Now, scientists have created something that may very well pave the path for invisibility cloaks. For real, folks.
Researchers at the US Department of Energy’s Lawrence Berkeley National Laboratory and the UC Berkeley have created “an ultra-thin invisibility ‘skin’ cloak” that can be wrapped around a three-dimensional object to render it optically undetectable in certain wavelengths of light.
This cloak is tiny though, able to cover an object about 1,300 square microns. And the current cloak works only for a particular wavelength of light–730 nanometers. It would have to cover more wavelengths to be effective at a larger scale. But the device, described in the journal Science, offers a proof of concept that could, in the future, be potentially scalable to wrap around larger objects.
We see an 3D object’s curves, when light bounces off it and is scattered and the wavefront gets distorted. The new cloak is covered with nanoantennas made of tiny gold blocks of different sizes that counteracts the distortion of the wavefront, making it seem to an viewer that light is coming from a flat surface.
There have been previous attempts at invisibility. They have tried to redirect the light around the object they were hiding, which made the cloaks bulky and impractical. This cloak is just 80 nanometers thick, could one day be used in clothing,

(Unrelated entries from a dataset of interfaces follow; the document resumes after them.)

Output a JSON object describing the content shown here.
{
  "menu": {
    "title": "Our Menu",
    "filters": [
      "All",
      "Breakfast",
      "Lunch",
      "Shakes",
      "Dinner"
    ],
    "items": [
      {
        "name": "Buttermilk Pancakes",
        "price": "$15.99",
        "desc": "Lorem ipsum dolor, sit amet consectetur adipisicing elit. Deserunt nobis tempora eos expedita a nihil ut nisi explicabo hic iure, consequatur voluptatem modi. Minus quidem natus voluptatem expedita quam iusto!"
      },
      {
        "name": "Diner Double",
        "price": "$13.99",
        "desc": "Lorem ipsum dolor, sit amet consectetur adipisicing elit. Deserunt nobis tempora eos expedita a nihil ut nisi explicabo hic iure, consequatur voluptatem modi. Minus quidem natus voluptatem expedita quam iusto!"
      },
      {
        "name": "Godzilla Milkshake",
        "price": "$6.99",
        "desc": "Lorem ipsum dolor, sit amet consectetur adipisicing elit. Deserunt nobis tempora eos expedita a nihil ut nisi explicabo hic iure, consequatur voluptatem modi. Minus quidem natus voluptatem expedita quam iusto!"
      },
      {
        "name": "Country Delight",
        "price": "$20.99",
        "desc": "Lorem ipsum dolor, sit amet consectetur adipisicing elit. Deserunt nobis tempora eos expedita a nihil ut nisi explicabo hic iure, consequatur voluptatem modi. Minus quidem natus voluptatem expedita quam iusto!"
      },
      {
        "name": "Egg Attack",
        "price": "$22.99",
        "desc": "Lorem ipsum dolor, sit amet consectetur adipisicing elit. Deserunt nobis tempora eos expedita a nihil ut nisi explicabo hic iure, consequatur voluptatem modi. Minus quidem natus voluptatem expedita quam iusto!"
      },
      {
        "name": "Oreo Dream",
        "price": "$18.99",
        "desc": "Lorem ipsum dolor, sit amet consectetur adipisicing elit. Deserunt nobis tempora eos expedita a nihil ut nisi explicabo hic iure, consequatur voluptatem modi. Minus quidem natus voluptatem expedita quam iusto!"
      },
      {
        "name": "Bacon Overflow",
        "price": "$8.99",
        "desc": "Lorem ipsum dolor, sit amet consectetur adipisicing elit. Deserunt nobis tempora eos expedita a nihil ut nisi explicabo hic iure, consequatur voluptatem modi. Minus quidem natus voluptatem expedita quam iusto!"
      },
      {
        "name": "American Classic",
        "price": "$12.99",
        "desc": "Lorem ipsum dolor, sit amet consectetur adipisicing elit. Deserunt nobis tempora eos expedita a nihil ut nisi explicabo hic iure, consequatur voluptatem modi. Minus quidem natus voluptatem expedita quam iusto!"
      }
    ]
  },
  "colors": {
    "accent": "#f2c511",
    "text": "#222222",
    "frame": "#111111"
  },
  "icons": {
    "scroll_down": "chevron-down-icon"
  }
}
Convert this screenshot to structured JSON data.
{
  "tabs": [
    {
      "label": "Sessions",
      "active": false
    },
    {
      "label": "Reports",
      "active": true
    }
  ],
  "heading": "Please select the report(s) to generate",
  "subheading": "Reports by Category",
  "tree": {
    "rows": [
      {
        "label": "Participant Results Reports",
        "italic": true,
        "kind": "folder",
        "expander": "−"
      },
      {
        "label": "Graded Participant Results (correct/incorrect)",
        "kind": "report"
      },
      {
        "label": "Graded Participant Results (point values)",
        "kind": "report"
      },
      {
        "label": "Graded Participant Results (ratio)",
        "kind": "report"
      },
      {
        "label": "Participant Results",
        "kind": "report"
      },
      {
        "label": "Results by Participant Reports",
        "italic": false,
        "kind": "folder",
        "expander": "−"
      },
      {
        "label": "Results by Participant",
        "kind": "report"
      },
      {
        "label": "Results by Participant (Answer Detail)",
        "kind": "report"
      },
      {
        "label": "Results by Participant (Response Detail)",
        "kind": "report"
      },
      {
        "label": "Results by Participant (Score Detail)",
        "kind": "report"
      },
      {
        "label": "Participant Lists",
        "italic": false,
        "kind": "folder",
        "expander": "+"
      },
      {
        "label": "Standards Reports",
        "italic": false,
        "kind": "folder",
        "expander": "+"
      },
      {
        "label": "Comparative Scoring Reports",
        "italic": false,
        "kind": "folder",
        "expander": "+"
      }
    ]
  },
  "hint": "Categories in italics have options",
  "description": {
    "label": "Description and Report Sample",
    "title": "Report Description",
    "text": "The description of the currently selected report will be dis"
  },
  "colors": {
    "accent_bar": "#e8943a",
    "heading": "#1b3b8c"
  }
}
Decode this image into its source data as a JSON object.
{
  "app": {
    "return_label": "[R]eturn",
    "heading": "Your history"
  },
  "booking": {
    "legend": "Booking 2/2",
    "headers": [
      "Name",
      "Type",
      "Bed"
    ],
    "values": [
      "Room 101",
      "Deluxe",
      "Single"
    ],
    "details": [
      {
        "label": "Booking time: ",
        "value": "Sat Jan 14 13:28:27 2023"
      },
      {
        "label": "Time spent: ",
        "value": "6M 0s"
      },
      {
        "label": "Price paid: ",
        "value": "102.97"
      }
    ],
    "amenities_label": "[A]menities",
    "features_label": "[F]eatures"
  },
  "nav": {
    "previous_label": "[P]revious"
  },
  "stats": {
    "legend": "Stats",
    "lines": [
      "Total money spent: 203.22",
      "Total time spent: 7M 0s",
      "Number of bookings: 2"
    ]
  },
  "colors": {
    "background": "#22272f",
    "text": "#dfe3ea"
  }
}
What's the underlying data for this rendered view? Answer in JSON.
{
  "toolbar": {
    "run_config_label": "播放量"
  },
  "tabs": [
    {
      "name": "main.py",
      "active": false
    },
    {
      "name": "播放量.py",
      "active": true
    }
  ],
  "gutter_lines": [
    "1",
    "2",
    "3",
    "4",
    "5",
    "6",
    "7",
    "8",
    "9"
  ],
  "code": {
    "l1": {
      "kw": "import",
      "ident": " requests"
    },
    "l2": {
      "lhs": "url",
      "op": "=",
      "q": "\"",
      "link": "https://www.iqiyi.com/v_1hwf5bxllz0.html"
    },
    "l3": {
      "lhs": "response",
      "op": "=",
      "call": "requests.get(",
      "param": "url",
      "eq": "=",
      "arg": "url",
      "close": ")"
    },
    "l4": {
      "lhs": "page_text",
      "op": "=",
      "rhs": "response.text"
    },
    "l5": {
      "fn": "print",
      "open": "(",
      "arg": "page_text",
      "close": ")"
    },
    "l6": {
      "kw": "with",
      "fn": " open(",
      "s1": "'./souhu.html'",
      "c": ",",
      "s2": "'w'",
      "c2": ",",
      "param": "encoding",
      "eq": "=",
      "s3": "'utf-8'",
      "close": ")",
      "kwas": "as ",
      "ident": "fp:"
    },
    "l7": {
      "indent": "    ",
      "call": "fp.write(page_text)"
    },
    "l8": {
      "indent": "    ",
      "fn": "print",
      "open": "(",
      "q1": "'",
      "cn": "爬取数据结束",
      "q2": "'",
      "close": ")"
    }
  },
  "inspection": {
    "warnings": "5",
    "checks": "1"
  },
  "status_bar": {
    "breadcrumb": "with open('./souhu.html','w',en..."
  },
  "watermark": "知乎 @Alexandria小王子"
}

Coauthor of the study, Xiang Zhang said, the technology could be used, theoretically, to also perform the opposite feat: turning a two-dimensional image into a three-dimensional one. It could even be used to make one object look like another, rather than to simply cloak it, he added.
Military applications, camouflaging, holographs–interesting and intriguing possibilities abound.
Clarke’s third law, anyone?
Here’s what the doyen of science fiction had said way back when – “Any sufficiently advanced technology is indistinguishable from magic.”